This paper considers the recommendation that Oscillatory Potentials (OP) be extracted by filtering in the frequency domain. This recommendation presumes that filtering isolates OPs from other ERG waveforms. However, we show that the leading edge of the a-wave has substantial frequency overlap with the OP spectrum at high intensities and that it contaminates these wavelets in the frequency domain. We propose a method of signal conditioning that removes a-waves prior to filtering. When this is done, the OPs show a bimodal distribution in the frequency domain that is well approximated by two Gaussians having means (+/-std. dev.) of 91.0 +/- 14.6 Hz and 153.1 +/- 17.1 Hz. This implies that two functions can be used to model the OPs in the time domain. However, we show that as most of the power of the Fourier spectrum (74 ) is contained in a single Gaussian, a reasonable OP model can be derived by using a single function in the time domain. We test such a model on humans (n=5) and pigmented (n=14) and albino (n=14) guinea-pigs and show that it provides excellent fits to data across a range of flash exposures. Furthermore, changes in OP amplitude and timing between strains of guinea-pigs are easily detected with this model. We show that there is no statistical justification for making the model more complex by including multiple functions. Such paramatisation of the OP envelope provides a valuable and intuitive description of the OP waveforms in the time domain.

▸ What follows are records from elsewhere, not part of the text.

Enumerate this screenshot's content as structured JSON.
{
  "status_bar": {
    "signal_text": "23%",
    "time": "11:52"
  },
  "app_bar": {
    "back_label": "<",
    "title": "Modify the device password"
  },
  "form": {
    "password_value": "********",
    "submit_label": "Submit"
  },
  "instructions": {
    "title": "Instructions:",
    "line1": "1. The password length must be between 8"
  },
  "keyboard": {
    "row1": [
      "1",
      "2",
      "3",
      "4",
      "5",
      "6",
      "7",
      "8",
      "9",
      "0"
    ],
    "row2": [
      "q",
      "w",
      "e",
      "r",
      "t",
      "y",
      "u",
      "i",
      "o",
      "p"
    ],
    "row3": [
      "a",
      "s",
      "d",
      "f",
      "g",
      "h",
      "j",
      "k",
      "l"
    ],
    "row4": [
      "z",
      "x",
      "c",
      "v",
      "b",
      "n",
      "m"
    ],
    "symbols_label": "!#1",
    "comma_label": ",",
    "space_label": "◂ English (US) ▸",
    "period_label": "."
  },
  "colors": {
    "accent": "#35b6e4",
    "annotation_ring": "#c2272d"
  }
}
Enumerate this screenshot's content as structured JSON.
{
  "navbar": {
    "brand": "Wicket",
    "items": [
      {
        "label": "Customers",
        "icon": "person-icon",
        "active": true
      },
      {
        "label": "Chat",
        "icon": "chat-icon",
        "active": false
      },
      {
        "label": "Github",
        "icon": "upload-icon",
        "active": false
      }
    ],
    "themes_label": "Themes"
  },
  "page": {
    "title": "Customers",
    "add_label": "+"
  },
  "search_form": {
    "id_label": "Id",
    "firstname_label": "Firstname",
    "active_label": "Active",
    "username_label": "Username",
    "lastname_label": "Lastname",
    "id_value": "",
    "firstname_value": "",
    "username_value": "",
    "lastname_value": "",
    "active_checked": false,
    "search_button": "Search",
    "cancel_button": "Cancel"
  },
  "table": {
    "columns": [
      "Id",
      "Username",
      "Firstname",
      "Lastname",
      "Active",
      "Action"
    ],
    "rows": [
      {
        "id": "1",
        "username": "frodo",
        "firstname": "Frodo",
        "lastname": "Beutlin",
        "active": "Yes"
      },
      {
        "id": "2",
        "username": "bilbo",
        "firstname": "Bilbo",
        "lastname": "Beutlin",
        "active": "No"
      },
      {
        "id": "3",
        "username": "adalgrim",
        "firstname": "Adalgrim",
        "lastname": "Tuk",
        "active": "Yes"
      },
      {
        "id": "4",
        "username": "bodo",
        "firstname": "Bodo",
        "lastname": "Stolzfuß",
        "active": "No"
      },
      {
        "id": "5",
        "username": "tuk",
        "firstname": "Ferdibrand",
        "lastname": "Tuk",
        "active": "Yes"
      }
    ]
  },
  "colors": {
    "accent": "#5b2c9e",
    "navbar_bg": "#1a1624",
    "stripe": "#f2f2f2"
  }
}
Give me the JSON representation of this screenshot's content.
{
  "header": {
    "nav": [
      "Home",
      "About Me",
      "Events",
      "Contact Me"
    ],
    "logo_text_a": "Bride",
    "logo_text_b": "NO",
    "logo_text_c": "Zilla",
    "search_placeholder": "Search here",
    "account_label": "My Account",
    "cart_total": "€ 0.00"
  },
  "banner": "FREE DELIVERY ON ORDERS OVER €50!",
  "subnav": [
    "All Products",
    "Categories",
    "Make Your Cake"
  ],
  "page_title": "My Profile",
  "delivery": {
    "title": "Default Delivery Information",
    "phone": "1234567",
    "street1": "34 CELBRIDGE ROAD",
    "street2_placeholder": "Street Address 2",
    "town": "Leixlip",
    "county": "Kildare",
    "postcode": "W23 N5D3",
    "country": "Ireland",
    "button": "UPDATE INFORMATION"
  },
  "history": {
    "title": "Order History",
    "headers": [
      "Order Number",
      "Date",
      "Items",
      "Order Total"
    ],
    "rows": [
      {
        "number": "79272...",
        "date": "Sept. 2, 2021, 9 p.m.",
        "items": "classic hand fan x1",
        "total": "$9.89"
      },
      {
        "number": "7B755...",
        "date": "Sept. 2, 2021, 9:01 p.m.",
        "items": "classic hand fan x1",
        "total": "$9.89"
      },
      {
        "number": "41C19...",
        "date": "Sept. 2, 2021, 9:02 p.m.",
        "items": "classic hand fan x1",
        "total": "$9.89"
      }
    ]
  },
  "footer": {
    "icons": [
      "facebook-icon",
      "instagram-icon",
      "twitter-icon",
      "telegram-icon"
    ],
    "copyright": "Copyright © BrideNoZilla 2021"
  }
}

The model provides an excellent description of OPs obtained with the current paradigm, however the single gaussian model may be deficient under stimulus conditions which produce highly asymmetric OP envelopes.
|Pages (from-to)||17 - 36|
|Number of pages||20|
|Publication status||Published - 2002|